The high-dollar advance is a highly sought-after and much-discussed phenomenon in the music industry. Many musicians and songwriters hope to get signed by a major label or big-time publisher and get that big advance when they sign a contract. Although an advance offer can be an exciting prospect, and can be flattering to receive, there can be downsides to taking a big initial payment, and for some artists, keeping more independence can be wiser in the long term. It’s important to consider all your options when it comes to your rights, and it’s vital to be aware of what an advance and agreement with a publisher or record label entail.
What's An Advance?
An advance is a lump sum of money that is paid out to an artist when they sign a contract with a record label, music publisher, or, less often, with an event promoter or merchandising company. It’s usually meant to support the artist to give them more time to write new songs, or with a recording artist, to pay for them to record new material. It’s important to remember that any money you are advanced will need to be recouped (i.e. paid back to) by the label or publisher before you receive any royalties. In short: an advance is a type of loan, that you pay back to the label or publisher with the royalties generated by the recordings or songs controlled by a specific agreement. Generally, you are not required to pay back a label or publisher if your artistic output under a contract does not recoup the full advance by the time the agreement ends, but you will not receive any additional payouts from your label or publisher if you do not recoup.
In fact, you should be extremely wary of signing any type of deal that asks for you to pay back any advances or expenses. A high-dollar advance can also make you less likely to scrutinize an agreement that is otherwise not advantageous to you as a recording artist or songwriter - before signing any deal, be sure to read over everything with a lawyer before you sign it.
Traditional Publishing Deals
When choosing a traditional publishing deal, you will (in most cases) sign away a percentage of the royalties your song earns during the contract’s term to the publisher. Keep in mind though, your publisher will usually retain 100% of the royalties received until you have recouped your initial advance.
What does a traditional publisher do in exchange for a percentage of your royalties, beyond the upfront advance?

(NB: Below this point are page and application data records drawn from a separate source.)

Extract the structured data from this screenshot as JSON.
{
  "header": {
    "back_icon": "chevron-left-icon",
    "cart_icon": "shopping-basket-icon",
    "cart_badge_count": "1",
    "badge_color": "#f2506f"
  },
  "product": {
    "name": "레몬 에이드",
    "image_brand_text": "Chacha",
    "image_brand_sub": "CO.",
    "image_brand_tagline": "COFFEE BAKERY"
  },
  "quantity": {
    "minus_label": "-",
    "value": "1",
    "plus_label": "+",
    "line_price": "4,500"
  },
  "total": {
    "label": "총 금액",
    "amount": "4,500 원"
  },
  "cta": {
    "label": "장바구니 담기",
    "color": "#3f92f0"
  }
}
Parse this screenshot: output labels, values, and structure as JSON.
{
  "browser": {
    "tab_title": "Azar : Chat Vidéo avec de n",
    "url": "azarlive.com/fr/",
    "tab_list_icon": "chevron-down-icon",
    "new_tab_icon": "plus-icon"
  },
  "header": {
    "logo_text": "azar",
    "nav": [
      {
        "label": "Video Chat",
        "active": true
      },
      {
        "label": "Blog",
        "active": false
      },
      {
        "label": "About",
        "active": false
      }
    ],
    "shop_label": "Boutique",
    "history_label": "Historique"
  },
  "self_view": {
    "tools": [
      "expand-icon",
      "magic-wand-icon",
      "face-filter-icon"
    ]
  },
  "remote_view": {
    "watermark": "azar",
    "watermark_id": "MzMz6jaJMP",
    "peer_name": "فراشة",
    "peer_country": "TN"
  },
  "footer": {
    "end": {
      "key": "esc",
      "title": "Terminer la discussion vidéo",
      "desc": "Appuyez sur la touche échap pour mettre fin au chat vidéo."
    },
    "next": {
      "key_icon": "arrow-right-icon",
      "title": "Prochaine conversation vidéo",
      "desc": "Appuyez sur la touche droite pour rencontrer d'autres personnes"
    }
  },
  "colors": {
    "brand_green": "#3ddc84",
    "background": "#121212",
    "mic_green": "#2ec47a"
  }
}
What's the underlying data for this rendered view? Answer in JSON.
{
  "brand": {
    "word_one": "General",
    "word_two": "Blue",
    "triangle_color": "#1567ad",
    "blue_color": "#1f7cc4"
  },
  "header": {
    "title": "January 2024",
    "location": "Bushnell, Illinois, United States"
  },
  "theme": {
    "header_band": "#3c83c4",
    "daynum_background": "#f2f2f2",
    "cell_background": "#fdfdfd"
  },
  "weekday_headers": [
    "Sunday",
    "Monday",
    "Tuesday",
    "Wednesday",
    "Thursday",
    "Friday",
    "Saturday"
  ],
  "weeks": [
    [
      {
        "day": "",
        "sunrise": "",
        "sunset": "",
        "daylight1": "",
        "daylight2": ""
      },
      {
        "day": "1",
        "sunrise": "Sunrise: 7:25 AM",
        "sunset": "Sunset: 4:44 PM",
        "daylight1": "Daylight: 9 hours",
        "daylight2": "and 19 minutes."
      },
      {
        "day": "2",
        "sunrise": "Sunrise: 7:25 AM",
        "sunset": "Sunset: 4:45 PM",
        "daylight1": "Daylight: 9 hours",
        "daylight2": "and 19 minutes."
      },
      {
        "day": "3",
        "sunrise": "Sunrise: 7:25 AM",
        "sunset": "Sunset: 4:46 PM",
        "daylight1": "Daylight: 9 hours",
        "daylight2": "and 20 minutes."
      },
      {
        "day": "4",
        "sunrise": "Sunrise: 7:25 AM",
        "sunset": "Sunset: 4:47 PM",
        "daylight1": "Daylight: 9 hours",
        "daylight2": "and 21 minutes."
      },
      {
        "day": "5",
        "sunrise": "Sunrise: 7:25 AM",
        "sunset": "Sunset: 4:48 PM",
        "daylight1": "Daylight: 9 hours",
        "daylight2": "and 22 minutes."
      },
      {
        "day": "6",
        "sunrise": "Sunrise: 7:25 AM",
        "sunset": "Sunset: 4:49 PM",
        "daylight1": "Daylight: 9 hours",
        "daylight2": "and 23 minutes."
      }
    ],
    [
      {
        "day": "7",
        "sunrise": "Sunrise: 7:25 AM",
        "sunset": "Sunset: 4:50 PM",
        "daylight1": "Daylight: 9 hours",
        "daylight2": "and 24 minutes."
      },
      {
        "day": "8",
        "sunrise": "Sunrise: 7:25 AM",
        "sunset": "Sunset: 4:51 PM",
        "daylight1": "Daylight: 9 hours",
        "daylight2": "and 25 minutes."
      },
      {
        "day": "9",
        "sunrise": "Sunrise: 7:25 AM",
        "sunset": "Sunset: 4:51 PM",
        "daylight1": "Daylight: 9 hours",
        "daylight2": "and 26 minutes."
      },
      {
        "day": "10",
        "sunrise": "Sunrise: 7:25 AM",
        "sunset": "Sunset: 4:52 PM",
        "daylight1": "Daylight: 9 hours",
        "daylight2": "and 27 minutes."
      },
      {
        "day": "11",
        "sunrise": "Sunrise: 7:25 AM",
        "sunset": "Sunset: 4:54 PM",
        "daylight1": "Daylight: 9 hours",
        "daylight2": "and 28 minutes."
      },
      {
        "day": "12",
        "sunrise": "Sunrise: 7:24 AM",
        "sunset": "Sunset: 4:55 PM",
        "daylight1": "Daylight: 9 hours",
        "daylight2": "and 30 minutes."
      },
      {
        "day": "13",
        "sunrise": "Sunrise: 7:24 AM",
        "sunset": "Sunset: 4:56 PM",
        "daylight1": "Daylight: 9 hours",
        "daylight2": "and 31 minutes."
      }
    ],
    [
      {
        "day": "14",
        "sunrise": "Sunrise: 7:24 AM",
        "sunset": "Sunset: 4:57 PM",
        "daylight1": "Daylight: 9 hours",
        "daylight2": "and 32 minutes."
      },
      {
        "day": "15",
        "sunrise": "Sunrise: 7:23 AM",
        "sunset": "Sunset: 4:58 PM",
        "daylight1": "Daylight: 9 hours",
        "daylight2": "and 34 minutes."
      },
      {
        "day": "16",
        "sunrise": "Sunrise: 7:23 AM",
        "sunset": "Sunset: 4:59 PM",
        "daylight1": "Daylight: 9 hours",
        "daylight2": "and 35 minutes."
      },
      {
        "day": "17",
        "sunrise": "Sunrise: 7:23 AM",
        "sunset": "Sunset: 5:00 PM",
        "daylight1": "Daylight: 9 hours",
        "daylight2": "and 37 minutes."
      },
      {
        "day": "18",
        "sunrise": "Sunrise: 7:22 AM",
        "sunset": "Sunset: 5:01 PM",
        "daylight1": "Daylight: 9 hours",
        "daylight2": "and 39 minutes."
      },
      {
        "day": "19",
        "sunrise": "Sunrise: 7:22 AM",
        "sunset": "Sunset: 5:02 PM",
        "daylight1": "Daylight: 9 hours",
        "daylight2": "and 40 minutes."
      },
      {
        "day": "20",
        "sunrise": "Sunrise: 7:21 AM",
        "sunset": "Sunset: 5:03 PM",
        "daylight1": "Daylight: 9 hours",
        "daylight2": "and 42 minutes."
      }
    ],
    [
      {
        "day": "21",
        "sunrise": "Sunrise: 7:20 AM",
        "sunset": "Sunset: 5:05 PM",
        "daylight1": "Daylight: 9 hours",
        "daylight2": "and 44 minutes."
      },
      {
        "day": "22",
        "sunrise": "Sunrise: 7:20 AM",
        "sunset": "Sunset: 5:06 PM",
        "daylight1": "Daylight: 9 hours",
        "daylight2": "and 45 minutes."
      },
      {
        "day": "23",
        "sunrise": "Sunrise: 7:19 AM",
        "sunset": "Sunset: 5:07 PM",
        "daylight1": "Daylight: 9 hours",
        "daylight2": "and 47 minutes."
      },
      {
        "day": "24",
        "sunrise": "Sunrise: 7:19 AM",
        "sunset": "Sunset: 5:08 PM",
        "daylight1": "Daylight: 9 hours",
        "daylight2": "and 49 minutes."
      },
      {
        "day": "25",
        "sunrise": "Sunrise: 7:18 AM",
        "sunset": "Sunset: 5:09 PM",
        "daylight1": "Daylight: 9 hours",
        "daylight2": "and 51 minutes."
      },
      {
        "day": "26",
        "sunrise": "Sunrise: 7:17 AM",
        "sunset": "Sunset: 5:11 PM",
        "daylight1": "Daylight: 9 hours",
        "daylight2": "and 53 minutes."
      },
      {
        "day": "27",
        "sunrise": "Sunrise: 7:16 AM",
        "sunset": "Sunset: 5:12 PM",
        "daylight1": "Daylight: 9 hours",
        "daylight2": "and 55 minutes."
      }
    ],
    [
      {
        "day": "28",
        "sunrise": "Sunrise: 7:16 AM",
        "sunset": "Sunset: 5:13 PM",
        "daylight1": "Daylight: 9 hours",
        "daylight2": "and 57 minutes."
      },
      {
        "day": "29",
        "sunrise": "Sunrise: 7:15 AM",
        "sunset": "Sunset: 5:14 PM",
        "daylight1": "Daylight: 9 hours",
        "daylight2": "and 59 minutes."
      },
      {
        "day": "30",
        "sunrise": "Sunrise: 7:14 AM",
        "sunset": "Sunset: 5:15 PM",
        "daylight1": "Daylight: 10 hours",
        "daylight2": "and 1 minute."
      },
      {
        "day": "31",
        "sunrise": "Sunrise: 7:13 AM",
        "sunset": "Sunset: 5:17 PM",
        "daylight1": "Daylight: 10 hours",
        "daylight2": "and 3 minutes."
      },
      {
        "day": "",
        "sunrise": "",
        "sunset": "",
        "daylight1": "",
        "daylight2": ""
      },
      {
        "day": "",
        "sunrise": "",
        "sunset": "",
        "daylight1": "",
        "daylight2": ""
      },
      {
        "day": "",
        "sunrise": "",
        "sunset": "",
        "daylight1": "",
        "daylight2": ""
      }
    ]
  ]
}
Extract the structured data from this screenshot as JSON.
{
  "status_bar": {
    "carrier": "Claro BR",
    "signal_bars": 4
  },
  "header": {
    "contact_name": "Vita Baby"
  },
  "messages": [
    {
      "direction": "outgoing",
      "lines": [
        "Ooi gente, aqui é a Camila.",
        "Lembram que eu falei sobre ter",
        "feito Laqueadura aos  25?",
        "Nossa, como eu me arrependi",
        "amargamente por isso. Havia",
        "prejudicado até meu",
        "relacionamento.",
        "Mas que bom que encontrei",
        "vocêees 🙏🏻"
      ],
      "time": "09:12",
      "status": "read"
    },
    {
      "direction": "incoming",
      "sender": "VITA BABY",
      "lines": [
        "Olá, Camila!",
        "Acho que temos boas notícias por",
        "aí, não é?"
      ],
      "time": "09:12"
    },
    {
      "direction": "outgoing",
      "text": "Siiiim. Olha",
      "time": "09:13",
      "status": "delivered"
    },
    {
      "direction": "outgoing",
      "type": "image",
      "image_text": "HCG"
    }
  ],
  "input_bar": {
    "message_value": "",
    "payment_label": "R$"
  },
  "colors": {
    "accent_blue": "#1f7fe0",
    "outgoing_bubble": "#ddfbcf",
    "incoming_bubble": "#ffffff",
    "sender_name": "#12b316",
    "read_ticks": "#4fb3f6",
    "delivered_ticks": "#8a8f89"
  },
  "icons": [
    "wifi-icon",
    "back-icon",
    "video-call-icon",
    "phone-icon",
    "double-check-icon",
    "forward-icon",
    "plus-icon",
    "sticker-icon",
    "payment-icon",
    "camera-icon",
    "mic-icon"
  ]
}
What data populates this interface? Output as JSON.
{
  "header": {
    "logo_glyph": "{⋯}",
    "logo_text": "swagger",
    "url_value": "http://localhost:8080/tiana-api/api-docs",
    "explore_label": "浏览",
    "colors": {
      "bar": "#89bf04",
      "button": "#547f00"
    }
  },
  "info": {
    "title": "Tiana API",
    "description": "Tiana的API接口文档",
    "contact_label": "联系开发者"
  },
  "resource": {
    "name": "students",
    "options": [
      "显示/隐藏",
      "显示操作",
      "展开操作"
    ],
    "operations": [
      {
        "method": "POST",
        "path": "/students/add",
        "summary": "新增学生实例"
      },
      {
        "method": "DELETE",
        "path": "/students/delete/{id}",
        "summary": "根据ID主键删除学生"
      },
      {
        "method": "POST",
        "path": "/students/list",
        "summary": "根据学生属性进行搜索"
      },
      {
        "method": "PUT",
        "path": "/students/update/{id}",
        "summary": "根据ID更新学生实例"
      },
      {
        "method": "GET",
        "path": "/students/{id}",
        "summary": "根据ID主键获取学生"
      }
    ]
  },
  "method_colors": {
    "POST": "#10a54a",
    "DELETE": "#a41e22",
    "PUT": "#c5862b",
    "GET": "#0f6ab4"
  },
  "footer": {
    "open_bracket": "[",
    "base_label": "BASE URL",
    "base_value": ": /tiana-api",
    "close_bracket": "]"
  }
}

Your publisher will generally act as your administrator, in addition to having a creative team who will be pitching your work for sync placements (in TV, film, and advertising), as well as pitching your songs to stars who may want to record them. The income generated from any of these placements, as well as your performance and mechanical royalties, will be subject to advance recoupment before you receive additional royalties.
If you have the opportunity to sign a recording or publishing deal, it’s definitely worth considering whether it’s the right decision for you depending on the stage of your music career and what you’re looking for out of the partnership. You should always work with a lawyer before signing any contract, and ensure this partner is someone you are comfortable working with within the long term, as these agreements often require five- or more- year commitments.
If you haven’t been offered a traditional publishing deal or aren’t interested in that type of relationship, you can work with a publishing administrator, like Songtrust, to ensure you’re registered and collecting your publishing royalties around the world. You’ll also retain the full creative rights to your catalog, so you can pitch and manage your songs however you prefer - while keeping all of the royalties earned from sync licenses. With Songtrust, you’re able to enter and manage your catalog directly from our dashboard, and we offer flexible and artist-friendly terms, to ensure that our clients can make whatever decisions they want for their catalog down the line, while collecting all their royalties in the meantime.